The Eudists are specifically interested in women age 45 and older for their community, and they make year-to-year commitments. The woman best suited to the life, Sister Viola believes, is “someone willing to give up the lifestyle she has and give it to the poor and the sick. She has to be willing to say ‘There is no more me; I am at the service of Our Lord and my brothers and sisters.’”
Brother Ezekiel (James Brennan) has professed final vows in the Benedictine Monastery of the Holy Cross in Chicago. He joined the community seven years ago at age 46 and has found it to be “a wonderful life, one of prayer and coming closer to the Lord.”
|Brother Ezekiel was an actor
before joining religious life. Courtesy photo
Brother Ezekiel grew up in the Chicago suburb of Riverside, where he attended Catholic schools and had an interest in music. He moved to New York and pursued a career in acting. He recalled, “I was starting to have success in my career, but I fell into a dissolute life.”
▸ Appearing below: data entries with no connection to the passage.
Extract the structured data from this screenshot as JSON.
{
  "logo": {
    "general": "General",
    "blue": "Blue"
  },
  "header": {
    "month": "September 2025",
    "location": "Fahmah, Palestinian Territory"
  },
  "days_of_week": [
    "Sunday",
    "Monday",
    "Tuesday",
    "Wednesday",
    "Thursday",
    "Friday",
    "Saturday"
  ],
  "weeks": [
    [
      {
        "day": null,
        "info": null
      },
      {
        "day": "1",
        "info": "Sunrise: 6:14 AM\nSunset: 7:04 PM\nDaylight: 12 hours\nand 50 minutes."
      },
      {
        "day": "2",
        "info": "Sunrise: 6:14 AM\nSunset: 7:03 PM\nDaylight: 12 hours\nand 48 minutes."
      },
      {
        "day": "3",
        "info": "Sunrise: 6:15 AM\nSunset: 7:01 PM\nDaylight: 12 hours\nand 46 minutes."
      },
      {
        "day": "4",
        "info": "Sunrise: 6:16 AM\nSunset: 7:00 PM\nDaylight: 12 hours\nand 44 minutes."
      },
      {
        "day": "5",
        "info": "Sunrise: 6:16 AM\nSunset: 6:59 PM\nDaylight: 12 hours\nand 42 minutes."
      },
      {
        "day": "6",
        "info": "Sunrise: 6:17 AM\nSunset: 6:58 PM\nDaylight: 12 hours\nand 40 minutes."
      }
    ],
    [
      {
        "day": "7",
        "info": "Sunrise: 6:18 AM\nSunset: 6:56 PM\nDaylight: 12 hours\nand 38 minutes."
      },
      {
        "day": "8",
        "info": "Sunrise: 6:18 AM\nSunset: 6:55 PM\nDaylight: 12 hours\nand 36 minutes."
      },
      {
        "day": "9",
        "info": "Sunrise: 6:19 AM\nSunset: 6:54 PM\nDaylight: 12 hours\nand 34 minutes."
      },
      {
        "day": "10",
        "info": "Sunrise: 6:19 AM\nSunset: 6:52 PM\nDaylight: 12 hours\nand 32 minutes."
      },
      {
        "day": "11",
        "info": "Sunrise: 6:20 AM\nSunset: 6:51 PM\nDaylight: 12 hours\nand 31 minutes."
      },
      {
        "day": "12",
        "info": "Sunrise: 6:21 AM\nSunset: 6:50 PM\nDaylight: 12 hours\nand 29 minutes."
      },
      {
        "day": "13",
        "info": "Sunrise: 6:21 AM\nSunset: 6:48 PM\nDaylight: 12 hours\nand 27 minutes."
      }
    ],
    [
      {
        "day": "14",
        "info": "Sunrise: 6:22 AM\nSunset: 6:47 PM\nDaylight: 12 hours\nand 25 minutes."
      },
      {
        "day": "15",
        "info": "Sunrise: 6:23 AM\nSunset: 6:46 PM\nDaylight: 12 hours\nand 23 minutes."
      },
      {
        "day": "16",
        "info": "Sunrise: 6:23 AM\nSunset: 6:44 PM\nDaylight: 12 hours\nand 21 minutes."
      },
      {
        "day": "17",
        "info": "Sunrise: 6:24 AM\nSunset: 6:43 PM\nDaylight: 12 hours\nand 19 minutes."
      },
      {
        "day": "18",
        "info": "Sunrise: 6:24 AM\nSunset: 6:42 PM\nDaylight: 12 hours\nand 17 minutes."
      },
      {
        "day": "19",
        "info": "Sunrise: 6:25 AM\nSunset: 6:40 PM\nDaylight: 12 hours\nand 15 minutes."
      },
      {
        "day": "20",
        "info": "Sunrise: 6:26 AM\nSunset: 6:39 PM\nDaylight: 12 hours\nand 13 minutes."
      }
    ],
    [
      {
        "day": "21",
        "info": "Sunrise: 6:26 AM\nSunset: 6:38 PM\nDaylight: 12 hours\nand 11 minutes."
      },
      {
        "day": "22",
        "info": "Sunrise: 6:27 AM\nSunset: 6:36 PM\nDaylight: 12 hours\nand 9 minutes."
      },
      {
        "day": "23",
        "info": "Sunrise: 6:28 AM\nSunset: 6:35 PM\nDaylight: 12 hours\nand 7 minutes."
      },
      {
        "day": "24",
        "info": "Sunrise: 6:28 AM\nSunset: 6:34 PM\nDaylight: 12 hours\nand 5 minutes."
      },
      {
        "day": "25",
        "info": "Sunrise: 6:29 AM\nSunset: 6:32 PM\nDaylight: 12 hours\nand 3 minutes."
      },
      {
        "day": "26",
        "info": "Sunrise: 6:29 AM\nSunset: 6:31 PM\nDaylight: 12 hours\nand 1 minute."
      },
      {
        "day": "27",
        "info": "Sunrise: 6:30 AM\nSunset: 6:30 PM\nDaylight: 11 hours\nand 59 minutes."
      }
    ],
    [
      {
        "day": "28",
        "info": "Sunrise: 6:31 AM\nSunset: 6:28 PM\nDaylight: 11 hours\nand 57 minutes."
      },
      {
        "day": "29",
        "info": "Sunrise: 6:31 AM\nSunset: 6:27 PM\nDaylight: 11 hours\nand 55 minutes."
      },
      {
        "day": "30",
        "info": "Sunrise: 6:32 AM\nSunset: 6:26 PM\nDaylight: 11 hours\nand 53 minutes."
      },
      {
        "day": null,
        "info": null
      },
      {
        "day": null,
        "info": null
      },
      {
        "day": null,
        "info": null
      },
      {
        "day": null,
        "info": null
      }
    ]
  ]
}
In his early 30s, he returned to Chicago and joined a Presbyterian church choir. “I stood out with my long hair, but I was right at home with the Brahms and Beethoven music we sang,” he said. He returned to Catholicism and pursued a vocation to the priesthood. He found the priesthood “respectable, and I wanted respect.”
He quickly realized the priesthood was not for him, but after reading Thomas Merton’s “The Seven Storey Mountain,” he decided he wanted to enter religious life. Because of his age, past lifestyle and depression, which he has to control with medication, many religious communities would not accept him. He visited communities across the nation, but was rejected everywhere he applied.
After repeated rejection, he worked nine years in a nursing home, giving up on the idea of religious life. He noted, “I’d put a year of my life into applying to a community, and when I was rejected, it hurt. It killed me.”
A nursing home resident told him about a new community of Benedictines that had established a monastery only 20 minutes from where he lived in the Bridgeport neighborhood on the South Side of Chicago. The Monastery of the Holy Cross, he discovered, is devoted to prayer and sustains itself by operating a bed-and-breakfast for visitors who were interested in participating in their life of prayer, as well as selling caskets and running a gift shop. They were founded 25 years ago and currently have 10 members.
Brother Ezekiel spoke to Brother Brendan, the community’s founder, and found an instant connection. He was open about his past life, as well as his eagerness to enter religious life. Brother Ezekiel entered with three younger men in 2007.
Today, he lives the Benedictine motto ora et labora (“pray and work”). He rises to pray at 3:30 a.m. and devotes several hours a day to prayer. He also tends to the duties of running a bed-and-breakfast: cooking, cleaning, chopping wood for the stove, caring for the grounds and greeting guests.
It is hard for a middle-aged man to submit to the will of a superior. He noted, “Your dreams are not your own. You may want to do one thing with your life, but you must give over your will to what the community wants.”
But Brother Ezekiel is happy with his home in the community. He said, “I was ready for a life of study and prayer. I wasn’t happy with my life outside. It’s been wonderful, giving myself to something much greater than myself.”
Jim Graves writes from California.